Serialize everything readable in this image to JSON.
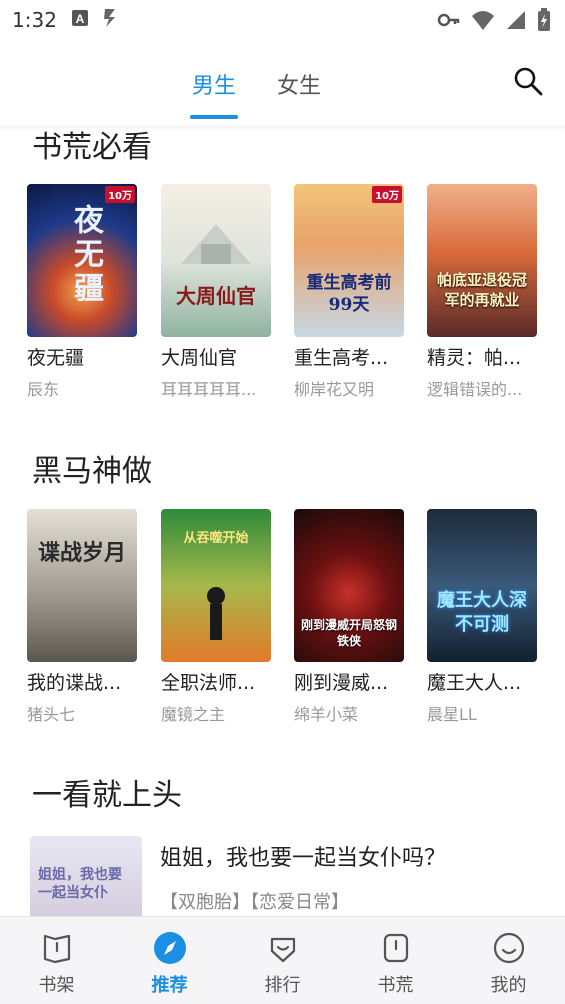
{
  "status": {
    "time": "1:32"
  },
  "tabs": {
    "male": "男生",
    "female": "女生"
  },
  "sections": {
    "s1": {
      "title": "书荒必看",
      "books": [
        {
          "title": "夜无疆",
          "author": "辰东",
          "cover_text": "夜无疆"
        },
        {
          "title": "大周仙官",
          "author": "耳耳耳耳耳...",
          "cover_text": "大周仙官"
        },
        {
          "title": "重生高考...",
          "author": "柳岸花又明",
          "cover_text": "重生高考前99天"
        },
        {
          "title": "精灵：帕...",
          "author": "逻辑错误的...",
          "cover_text": "帕底亚退役冠军的再就业"
        }
      ]
    },
    "s2": {
      "title": "黑马神做",
      "books": [
        {
          "title": "我的谍战...",
          "author": "猪头七",
          "cover_text": "谍战岁月"
        },
        {
          "title": "全职法师...",
          "author": "魔镜之主",
          "cover_text": "从吞噬开始"
        },
        {
          "title": "刚到漫威...",
          "author": "绵羊小菜",
          "cover_text": "刚到漫威开局怒钢铁侠"
        },
        {
          "title": "魔王大人...",
          "author": "晨星LL",
          "cover_text": "魔王大人深不可测"
        }
      ]
    },
    "s3": {
      "title": "一看就上头",
      "item": {
        "title": "姐姐，我也要一起当女仆吗？",
        "tags": "【双胞胎】【恋爱日常】",
        "cover_text": "姐姐，我也要一起当女仆"
      }
    }
  },
  "badges": {
    "wan": "10万"
  },
  "bottom_nav": [
    {
      "label": "书架"
    },
    {
      "label": "推荐"
    },
    {
      "label": "排行"
    },
    {
      "label": "书荒"
    },
    {
      "label": "我的"
    }
  ],
  "colors": {
    "accent": "#1a8fe3"
  }
}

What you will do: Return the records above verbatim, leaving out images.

Output for this task:
Serialize everything readable in this image to JSON.
{
  "status": {
    "time": "1:32"
  },
  "tabs": {
    "male": "男生",
    "female": "女生"
  },
  "sections": {
    "s1": {
      "title": "书荒必看",
      "books": [
        {
          "title": "夜无疆",
          "author": "辰东",
          "cover_text": "夜无疆"
        },
        {
          "title": "大周仙官",
          "author": "耳耳耳耳耳...",
          "cover_text": "大周仙官"
        },
        {
          "title": "重生高考...",
          "author": "柳岸花又明",
          "cover_text": "重生高考前99天"
        },
        {
          "title": "精灵：帕...",
          "author": "逻辑错误的...",
          "cover_text": "帕底亚退役冠军的再就业"
        }
      ]
    },
    "s2": {
      "title": "黑马神做",
      "books": [
        {
          "title": "我的谍战...",
          "author": "猪头七",
          "cover_text": "谍战岁月"
        },
        {
          "title": "全职法师...",
          "author": "魔镜之主",
          "cover_text": "从吞噬开始"
        },
        {
          "title": "刚到漫威...",
          "author": "绵羊小菜",
          "cover_text": "刚到漫威开局怒钢铁侠"
        },
        {
          "title": "魔王大人...",
          "author": "晨星LL",
          "cover_text": "魔王大人深不可测"
        }
      ]
    },
    "s3": {
      "title": "一看就上头",
      "item": {
        "title": "姐姐，我也要一起当女仆吗？",
        "tags": "【双胞胎】【恋爱日常】",
        "cover_text": "姐姐，我也要一起当女仆"
      }
    }
  },
  "badges": {
    "wan": "10万"
  },
  "bottom_nav": [
    {
      "label": "书架"
    },
    {
      "label": "推荐"
    },
    {
      "label": "排行"
    },
    {
      "label": "书荒"
    },
    {
      "label": "我的"
    }
  ],
  "colors": {
    "accent": "#1a8fe3"
  }
}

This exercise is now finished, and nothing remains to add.